Austin, TX (December 5, 2005)–Texas Attorney General Greg Abbott has sued Sony BMG Music Entertainment. Texas is the first state in the nation to bring legal action against Sony for illegal spyware. The suit is also the first filed under the state’s spyware law of 2005. It alleges the company surreptitiously installed the spyware on millions of CDs that consumers inserted into their computers and which can compromise the systems.
The Attorney General’s lawsuit alleges the New York-based company violated a new Texas law protecting consumers from the hidden spyware. The company accomplished this by using new technology on certain music CDs to install files onto consumers’ computers that hide other files installed by Sony. This secret “cloaking” component is installed without the knowledge of consumers and can cause their computers to become vulnerable to computer viruses and other forms of attack.
“Sony has engaged in a technological version of cloak and dagger deceit against consumers by hiding secret files on their computers,” said Attorney General Abbott. “Consumers who purchased a Sony CD thought they were buying music. Instead, they received spyware that can damage a computer, subject it to viruses and expose the consumer to possible identity crime.”
Sony insists on its Web site that it has recalled all affected CDs. However, Attorney General’s investigators were able to purchase numerous titles at Austin retail stores as recently as Sunday evening.

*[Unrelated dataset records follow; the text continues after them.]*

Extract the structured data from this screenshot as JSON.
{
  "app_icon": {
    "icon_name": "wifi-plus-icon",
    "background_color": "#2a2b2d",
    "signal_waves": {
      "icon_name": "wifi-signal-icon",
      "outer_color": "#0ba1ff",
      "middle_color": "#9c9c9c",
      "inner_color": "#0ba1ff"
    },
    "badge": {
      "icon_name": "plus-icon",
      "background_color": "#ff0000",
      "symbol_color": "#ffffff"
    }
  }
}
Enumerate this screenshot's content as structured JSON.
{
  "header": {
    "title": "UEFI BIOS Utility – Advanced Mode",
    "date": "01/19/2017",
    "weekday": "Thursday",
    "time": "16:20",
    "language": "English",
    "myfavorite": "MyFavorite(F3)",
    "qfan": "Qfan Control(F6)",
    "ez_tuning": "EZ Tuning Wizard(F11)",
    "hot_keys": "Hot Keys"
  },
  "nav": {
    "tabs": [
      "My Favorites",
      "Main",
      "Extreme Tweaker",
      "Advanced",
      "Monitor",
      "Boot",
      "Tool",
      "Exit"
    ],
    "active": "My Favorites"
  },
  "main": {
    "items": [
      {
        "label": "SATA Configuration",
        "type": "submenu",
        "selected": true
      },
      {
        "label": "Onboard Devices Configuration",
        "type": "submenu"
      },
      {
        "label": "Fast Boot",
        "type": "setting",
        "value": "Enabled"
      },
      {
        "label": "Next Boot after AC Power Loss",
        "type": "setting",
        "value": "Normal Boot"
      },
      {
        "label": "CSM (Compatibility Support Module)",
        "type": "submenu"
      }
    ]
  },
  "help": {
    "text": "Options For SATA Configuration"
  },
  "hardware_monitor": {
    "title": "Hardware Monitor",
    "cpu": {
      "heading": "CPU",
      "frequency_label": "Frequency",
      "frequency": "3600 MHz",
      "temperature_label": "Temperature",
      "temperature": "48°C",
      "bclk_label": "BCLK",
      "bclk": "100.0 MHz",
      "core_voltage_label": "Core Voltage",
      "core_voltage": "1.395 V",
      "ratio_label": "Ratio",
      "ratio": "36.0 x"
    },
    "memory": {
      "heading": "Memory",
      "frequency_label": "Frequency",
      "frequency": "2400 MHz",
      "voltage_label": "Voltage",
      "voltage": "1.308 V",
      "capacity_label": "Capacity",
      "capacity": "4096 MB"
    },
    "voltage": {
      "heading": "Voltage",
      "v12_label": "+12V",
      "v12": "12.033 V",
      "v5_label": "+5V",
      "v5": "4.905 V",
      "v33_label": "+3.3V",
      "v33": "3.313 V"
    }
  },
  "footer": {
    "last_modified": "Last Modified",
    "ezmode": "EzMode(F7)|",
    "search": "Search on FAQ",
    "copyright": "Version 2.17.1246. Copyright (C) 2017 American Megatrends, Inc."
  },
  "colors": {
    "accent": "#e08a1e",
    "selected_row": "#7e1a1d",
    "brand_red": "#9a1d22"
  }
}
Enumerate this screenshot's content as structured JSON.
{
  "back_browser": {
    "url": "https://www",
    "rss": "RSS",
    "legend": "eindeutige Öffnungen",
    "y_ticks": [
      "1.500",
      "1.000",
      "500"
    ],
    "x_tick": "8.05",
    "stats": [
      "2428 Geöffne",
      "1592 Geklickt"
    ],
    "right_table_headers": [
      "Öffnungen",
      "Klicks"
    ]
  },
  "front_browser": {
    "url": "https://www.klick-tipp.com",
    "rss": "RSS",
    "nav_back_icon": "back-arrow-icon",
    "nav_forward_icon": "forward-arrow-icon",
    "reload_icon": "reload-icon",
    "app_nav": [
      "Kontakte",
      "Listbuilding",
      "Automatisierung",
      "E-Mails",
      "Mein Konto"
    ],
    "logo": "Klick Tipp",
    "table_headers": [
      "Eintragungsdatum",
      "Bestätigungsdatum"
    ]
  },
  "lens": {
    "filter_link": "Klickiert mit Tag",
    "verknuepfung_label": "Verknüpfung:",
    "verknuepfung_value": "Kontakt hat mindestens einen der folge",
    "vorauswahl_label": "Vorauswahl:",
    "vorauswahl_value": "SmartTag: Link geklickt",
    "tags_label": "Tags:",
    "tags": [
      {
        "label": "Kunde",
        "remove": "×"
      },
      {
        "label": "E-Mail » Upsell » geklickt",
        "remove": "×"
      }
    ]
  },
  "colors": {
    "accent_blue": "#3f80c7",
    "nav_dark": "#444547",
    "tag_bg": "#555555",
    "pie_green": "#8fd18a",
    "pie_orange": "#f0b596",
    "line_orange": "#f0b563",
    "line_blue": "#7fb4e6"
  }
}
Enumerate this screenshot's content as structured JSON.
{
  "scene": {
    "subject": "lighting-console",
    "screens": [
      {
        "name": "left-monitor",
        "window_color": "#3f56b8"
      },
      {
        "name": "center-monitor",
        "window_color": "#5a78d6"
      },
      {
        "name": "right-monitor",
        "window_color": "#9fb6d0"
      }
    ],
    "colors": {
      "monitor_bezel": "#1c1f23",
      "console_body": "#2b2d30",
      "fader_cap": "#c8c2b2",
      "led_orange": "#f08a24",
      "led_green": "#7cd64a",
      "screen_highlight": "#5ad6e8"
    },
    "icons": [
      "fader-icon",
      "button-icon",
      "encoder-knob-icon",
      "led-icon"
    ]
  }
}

The Attorney General’s lawsuit also alleges that a phantom file is installed to conceal the XCP files from the user, thus making it difficult for the user to remove the files from his or her computer.
Because of alleged violations of the Consumer Protection Against Computer Spyware Act of 2005, the Attorney General is seeking civil penalties of $100,000 for each violation of the law, attorneys’ fees and investigative costs.
Texas Attorney General